Extracted material below:

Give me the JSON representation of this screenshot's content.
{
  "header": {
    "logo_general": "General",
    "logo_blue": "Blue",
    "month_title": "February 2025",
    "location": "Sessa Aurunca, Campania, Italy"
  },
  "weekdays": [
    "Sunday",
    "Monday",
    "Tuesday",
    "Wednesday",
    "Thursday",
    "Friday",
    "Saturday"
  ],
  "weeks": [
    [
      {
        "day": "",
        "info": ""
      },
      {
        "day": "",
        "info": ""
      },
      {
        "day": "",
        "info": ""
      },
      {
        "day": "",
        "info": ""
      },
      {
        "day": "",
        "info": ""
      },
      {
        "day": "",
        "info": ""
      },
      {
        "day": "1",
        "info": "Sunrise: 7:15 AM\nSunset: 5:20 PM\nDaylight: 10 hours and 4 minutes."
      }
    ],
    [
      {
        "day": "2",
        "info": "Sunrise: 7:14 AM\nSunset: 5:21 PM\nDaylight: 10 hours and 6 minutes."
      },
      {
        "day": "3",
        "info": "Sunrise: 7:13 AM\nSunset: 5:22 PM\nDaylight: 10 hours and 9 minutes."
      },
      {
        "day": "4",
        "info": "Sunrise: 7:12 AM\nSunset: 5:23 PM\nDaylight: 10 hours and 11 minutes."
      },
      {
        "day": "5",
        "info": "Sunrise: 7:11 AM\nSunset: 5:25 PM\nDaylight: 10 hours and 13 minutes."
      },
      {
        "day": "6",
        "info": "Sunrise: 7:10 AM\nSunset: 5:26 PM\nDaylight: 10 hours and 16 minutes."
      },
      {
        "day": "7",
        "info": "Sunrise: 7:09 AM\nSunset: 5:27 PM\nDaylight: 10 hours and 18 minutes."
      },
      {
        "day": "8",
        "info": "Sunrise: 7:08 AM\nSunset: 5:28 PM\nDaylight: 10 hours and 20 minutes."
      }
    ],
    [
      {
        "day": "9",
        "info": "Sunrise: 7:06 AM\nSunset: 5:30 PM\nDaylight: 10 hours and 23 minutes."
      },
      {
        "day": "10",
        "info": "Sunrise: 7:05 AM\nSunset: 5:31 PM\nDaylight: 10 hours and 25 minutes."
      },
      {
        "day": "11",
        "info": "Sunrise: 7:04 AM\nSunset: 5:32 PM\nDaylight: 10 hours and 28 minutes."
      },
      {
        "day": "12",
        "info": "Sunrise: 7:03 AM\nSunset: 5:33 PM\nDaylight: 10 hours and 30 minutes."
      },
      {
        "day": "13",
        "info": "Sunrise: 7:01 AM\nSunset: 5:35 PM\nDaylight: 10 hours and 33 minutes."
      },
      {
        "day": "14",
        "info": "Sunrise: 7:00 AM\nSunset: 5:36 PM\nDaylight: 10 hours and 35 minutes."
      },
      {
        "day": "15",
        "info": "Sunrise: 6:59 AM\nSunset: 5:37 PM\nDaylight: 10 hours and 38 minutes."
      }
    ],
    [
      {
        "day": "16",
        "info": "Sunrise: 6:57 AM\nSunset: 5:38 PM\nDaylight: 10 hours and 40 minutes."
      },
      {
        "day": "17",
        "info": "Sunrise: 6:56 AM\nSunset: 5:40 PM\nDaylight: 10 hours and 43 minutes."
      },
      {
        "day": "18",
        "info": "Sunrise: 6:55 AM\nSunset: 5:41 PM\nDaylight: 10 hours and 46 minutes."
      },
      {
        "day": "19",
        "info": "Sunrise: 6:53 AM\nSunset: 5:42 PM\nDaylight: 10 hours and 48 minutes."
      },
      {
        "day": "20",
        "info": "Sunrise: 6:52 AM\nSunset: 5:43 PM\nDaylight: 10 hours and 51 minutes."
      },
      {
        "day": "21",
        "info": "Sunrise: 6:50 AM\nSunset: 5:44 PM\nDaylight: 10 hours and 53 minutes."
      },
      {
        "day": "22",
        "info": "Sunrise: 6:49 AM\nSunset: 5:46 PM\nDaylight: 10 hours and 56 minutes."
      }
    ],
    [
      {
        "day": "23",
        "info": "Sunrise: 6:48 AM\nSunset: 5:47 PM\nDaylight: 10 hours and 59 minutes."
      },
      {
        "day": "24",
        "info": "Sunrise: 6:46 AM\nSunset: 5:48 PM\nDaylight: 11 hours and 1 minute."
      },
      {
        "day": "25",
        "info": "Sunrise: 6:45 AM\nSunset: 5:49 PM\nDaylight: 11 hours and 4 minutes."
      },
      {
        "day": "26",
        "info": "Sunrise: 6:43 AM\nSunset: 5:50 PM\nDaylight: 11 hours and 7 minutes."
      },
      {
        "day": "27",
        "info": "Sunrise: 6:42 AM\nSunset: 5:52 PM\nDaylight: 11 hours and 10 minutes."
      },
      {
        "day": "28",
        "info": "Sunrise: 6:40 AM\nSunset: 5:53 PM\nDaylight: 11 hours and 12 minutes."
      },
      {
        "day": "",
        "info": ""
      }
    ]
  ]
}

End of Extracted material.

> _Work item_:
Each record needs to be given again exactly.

> _Worked solution_:
Give me the JSON representation of this screenshot's content.
{
  "header": {
    "logo_general": "General",
    "logo_blue": "Blue",
    "month_title": "February 2025",
    "location": "Sessa Aurunca, Campania, Italy"
  },
  "weekdays": [
    "Sunday",
    "Monday",
    "Tuesday",
    "Wednesday",
    "Thursday",
    "Friday",
    "Saturday"
  ],
  "weeks": [
    [
      {
        "day": "",
        "info": ""
      },
      {
        "day": "",
        "info": ""
      },
      {
        "day": "",
        "info": ""
      },
      {
        "day": "",
        "info": ""
      },
      {
        "day": "",
        "info": ""
      },
      {
        "day": "",
        "info": ""
      },
      {
        "day": "1",
        "info": "Sunrise: 7:15 AM\nSunset: 5:20 PM\nDaylight: 10 hours and 4 minutes."
      }
    ],
    [
      {
        "day": "2",
        "info": "Sunrise: 7:14 AM\nSunset: 5:21 PM\nDaylight: 10 hours and 6 minutes."
      },
      {
        "day": "3",
        "info": "Sunrise: 7:13 AM\nSunset: 5:22 PM\nDaylight: 10 hours and 9 minutes."
      },
      {
        "day": "4",
        "info": "Sunrise: 7:12 AM\nSunset: 5:23 PM\nDaylight: 10 hours and 11 minutes."
      },
      {
        "day": "5",
        "info": "Sunrise: 7:11 AM\nSunset: 5:25 PM\nDaylight: 10 hours and 13 minutes."
      },
      {
        "day": "6",
        "info": "Sunrise: 7:10 AM\nSunset: 5:26 PM\nDaylight: 10 hours and 16 minutes."
      },
      {
        "day": "7",
        "info": "Sunrise: 7:09 AM\nSunset: 5:27 PM\nDaylight: 10 hours and 18 minutes."
      },
      {
        "day": "8",
        "info": "Sunrise: 7:08 AM\nSunset: 5:28 PM\nDaylight: 10 hours and 20 minutes."
      }
    ],
    [
      {
        "day": "9",
        "info": "Sunrise: 7:06 AM\nSunset: 5:30 PM\nDaylight: 10 hours and 23 minutes."
      },
      {
        "day": "10",
        "info": "Sunrise: 7:05 AM\nSunset: 5:31 PM\nDaylight: 10 hours and 25 minutes."
      },
      {
        "day": "11",
        "info": "Sunrise: 7:04 AM\nSunset: 5:32 PM\nDaylight: 10 hours and 28 minutes."
      },
      {
        "day": "12",
        "info": "Sunrise: 7:03 AM\nSunset: 5:33 PM\nDaylight: 10 hours and 30 minutes."
      },
      {
        "day": "13",
        "info": "Sunrise: 7:01 AM\nSunset: 5:35 PM\nDaylight: 10 hours and 33 minutes."
      },
      {
        "day": "14",
        "info": "Sunrise: 7:00 AM\nSunset: 5:36 PM\nDaylight: 10 hours and 35 minutes."
      },
      {
        "day": "15",
        "info": "Sunrise: 6:59 AM\nSunset: 5:37 PM\nDaylight: 10 hours and 38 minutes."
      }
    ],
    [
      {
        "day": "16",
        "info": "Sunrise: 6:57 AM\nSunset: 5:38 PM\nDaylight: 10 hours and 40 minutes."
      },
      {
        "day": "17",
        "info": "Sunrise: 6:56 AM\nSunset: 5:40 PM\nDaylight: 10 hours and 43 minutes."
      },
      {
        "day": "18",
        "info": "Sunrise: 6:55 AM\nSunset: 5:41 PM\nDaylight: 10 hours and 46 minutes."
      },
      {
        "day": "19",
        "info": "Sunrise: 6:53 AM\nSunset: 5:42 PM\nDaylight: 10 hours and 48 minutes."
      },
      {
        "day": "20",
        "info": "Sunrise: 6:52 AM\nSunset: 5:43 PM\nDaylight: 10 hours and 51 minutes."
      },
      {
        "day": "21",
        "info": "Sunrise: 6:50 AM\nSunset: 5:44 PM\nDaylight: 10 hours and 53 minutes."
      },
      {
        "day": "22",
        "info": "Sunrise: 6:49 AM\nSunset: 5:46 PM\nDaylight: 10 hours and 56 minutes."
      }
    ],
    [
      {
        "day": "23",
        "info": "Sunrise: 6:48 AM\nSunset: 5:47 PM\nDaylight: 10 hours and 59 minutes."
      },
      {
        "day": "24",
        "info": "Sunrise: 6:46 AM\nSunset: 5:48 PM\nDaylight: 11 hours and 1 minute."
      },
      {
        "day": "25",
        "info": "Sunrise: 6:45 AM\nSunset: 5:49 PM\nDaylight: 11 hours and 4 minutes."
      },
      {
        "day": "26",
        "info": "Sunrise: 6:43 AM\nSunset: 5:50 PM\nDaylight: 11 hours and 7 minutes."
      },
      {
        "day": "27",
        "info": "Sunrise: 6:42 AM\nSunset: 5:52 PM\nDaylight: 11 hours and 10 minutes."
      },
      {
        "day": "28",
        "info": "Sunrise: 6:40 AM\nSunset: 5:53 PM\nDaylight: 11 hours and 12 minutes."
      },
      {
        "day": "",
        "info": ""
      }
    ]
  ]
}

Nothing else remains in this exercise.